[Instructions to follow]
A word-for-word repeat of all the data is the goal.

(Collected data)
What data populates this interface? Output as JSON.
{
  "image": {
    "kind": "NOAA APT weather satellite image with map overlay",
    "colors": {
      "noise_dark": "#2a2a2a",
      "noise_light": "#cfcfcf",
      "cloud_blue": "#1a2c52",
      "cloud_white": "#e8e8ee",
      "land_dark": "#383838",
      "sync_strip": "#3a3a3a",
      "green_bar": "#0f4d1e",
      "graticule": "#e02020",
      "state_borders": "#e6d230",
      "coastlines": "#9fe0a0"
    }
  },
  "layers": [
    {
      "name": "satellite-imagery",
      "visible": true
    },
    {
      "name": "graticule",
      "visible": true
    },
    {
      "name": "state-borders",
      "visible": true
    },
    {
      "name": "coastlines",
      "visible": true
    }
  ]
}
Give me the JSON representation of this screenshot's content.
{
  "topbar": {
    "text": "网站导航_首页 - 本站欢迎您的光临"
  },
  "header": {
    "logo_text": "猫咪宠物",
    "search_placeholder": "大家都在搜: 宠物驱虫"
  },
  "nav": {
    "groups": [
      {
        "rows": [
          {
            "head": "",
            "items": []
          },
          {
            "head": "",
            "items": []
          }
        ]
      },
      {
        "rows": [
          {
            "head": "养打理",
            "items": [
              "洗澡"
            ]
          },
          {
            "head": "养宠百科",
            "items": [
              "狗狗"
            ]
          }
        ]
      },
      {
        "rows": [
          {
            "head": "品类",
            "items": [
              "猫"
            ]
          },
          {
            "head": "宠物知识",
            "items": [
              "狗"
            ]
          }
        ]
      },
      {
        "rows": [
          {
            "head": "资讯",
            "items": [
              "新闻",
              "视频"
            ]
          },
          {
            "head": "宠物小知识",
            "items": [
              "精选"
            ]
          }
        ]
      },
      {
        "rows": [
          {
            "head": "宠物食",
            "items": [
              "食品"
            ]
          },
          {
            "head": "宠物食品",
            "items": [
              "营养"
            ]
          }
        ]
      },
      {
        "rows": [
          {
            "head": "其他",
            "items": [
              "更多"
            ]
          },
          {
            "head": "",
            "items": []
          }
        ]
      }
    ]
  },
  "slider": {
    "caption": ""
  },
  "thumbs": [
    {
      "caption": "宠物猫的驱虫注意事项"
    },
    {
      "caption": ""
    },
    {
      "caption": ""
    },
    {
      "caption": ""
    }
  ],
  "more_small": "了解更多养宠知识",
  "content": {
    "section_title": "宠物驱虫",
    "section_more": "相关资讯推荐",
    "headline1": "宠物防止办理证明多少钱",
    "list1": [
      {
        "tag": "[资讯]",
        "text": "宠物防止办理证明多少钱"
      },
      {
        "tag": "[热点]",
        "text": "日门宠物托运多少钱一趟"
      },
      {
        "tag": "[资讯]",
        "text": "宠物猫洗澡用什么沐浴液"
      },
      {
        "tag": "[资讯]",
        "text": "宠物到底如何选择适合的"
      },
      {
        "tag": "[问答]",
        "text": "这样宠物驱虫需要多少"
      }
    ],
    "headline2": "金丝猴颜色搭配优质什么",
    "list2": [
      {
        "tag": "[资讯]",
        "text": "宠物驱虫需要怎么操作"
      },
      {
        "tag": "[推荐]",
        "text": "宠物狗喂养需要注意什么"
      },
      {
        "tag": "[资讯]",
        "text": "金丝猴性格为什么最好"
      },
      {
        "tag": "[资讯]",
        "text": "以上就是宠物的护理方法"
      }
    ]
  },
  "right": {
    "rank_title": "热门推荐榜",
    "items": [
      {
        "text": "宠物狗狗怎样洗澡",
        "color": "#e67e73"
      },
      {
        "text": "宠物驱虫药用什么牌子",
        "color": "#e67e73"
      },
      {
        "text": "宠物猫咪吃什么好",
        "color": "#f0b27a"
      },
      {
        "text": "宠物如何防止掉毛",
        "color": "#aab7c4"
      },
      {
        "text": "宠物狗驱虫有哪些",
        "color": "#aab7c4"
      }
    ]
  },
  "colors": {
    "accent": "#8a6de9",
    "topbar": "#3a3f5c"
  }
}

[Finished task]
What data populates this interface? Output as JSON.
{
  "image": {
    "kind": "NOAA APT weather satellite image with map overlay",
    "colors": {
      "noise_dark": "#2a2a2a",
      "noise_light": "#cfcfcf",
      "cloud_blue": "#1a2c52",
      "cloud_white": "#e8e8ee",
      "land_dark": "#383838",
      "sync_strip": "#3a3a3a",
      "green_bar": "#0f4d1e",
      "graticule": "#e02020",
      "state_borders": "#e6d230",
      "coastlines": "#9fe0a0"
    }
  },
  "layers": [
    {
      "name": "satellite-imagery",
      "visible": true
    },
    {
      "name": "graticule",
      "visible": true
    },
    {
      "name": "state-borders",
      "visible": true
    },
    {
      "name": "coastlines",
      "visible": true
    }
  ]
}
Give me the JSON representation of this screenshot's content.
{
  "topbar": {
    "text": "网站导航_首页 - 本站欢迎您的光临"
  },
  "header": {
    "logo_text": "猫咪宠物",
    "search_placeholder": "大家都在搜: 宠物驱虫"
  },
  "nav": {
    "groups": [
      {
        "rows": [
          {
            "head": "",
            "items": []
          },
          {
            "head": "",
            "items": []
          }
        ]
      },
      {
        "rows": [
          {
            "head": "养打理",
            "items": [
              "洗澡"
            ]
          },
          {
            "head": "养宠百科",
            "items": [
              "狗狗"
            ]
          }
        ]
      },
      {
        "rows": [
          {
            "head": "品类",
            "items": [
              "猫"
            ]
          },
          {
            "head": "宠物知识",
            "items": [
              "狗"
            ]
          }
        ]
      },
      {
        "rows": [
          {
            "head": "资讯",
            "items": [
              "新闻",
              "视频"
            ]
          },
          {
            "head": "宠物小知识",
            "items": [
              "精选"
            ]
          }
        ]
      },
      {
        "rows": [
          {
            "head": "宠物食",
            "items": [
              "食品"
            ]
          },
          {
            "head": "宠物食品",
            "items": [
              "营养"
            ]
          }
        ]
      },
      {
        "rows": [
          {
            "head": "其他",
            "items": [
              "更多"
            ]
          },
          {
            "head": "",
            "items": []
          }
        ]
      }
    ]
  },
  "slider": {
    "caption": ""
  },
  "thumbs": [
    {
      "caption": "宠物猫的驱虫注意事项"
    },
    {
      "caption": ""
    },
    {
      "caption": ""
    },
    {
      "caption": ""
    }
  ],
  "more_small": "了解更多养宠知识",
  "content": {
    "section_title": "宠物驱虫",
    "section_more": "相关资讯推荐",
    "headline1": "宠物防止办理证明多少钱",
    "list1": [
      {
        "tag": "[资讯]",
        "text": "宠物防止办理证明多少钱"
      },
      {
        "tag": "[热点]",
        "text": "日门宠物托运多少钱一趟"
      },
      {
        "tag": "[资讯]",
        "text": "宠物猫洗澡用什么沐浴液"
      },
      {
        "tag": "[资讯]",
        "text": "宠物到底如何选择适合的"
      },
      {
        "tag": "[问答]",
        "text": "这样宠物驱虫需要多少"
      }
    ],
    "headline2": "金丝猴颜色搭配优质什么",
    "list2": [
      {
        "tag": "[资讯]",
        "text": "宠物驱虫需要怎么操作"
      },
      {
        "tag": "[推荐]",
        "text": "宠物狗喂养需要注意什么"
      },
      {
        "tag": "[资讯]",
        "text": "金丝猴性格为什么最好"
      },
      {
        "tag": "[资讯]",
        "text": "以上就是宠物的护理方法"
      }
    ]
  },
  "right": {
    "rank_title": "热门推荐榜",
    "items": [
      {
        "text": "宠物狗狗怎样洗澡",
        "color": "#e67e73"
      },
      {
        "text": "宠物驱虫药用什么牌子",
        "color": "#e67e73"
      },
      {
        "text": "宠物猫咪吃什么好",
        "color": "#f0b27a"
      },
      {
        "text": "宠物如何防止掉毛",
        "color": "#aab7c4"
      },
      {
        "text": "宠物狗驱虫有哪些",
        "color": "#aab7c4"
      }
    ]
  },
  "colors": {
    "accent": "#8a6de9",
    "topbar": "#3a3f5c"
  }
}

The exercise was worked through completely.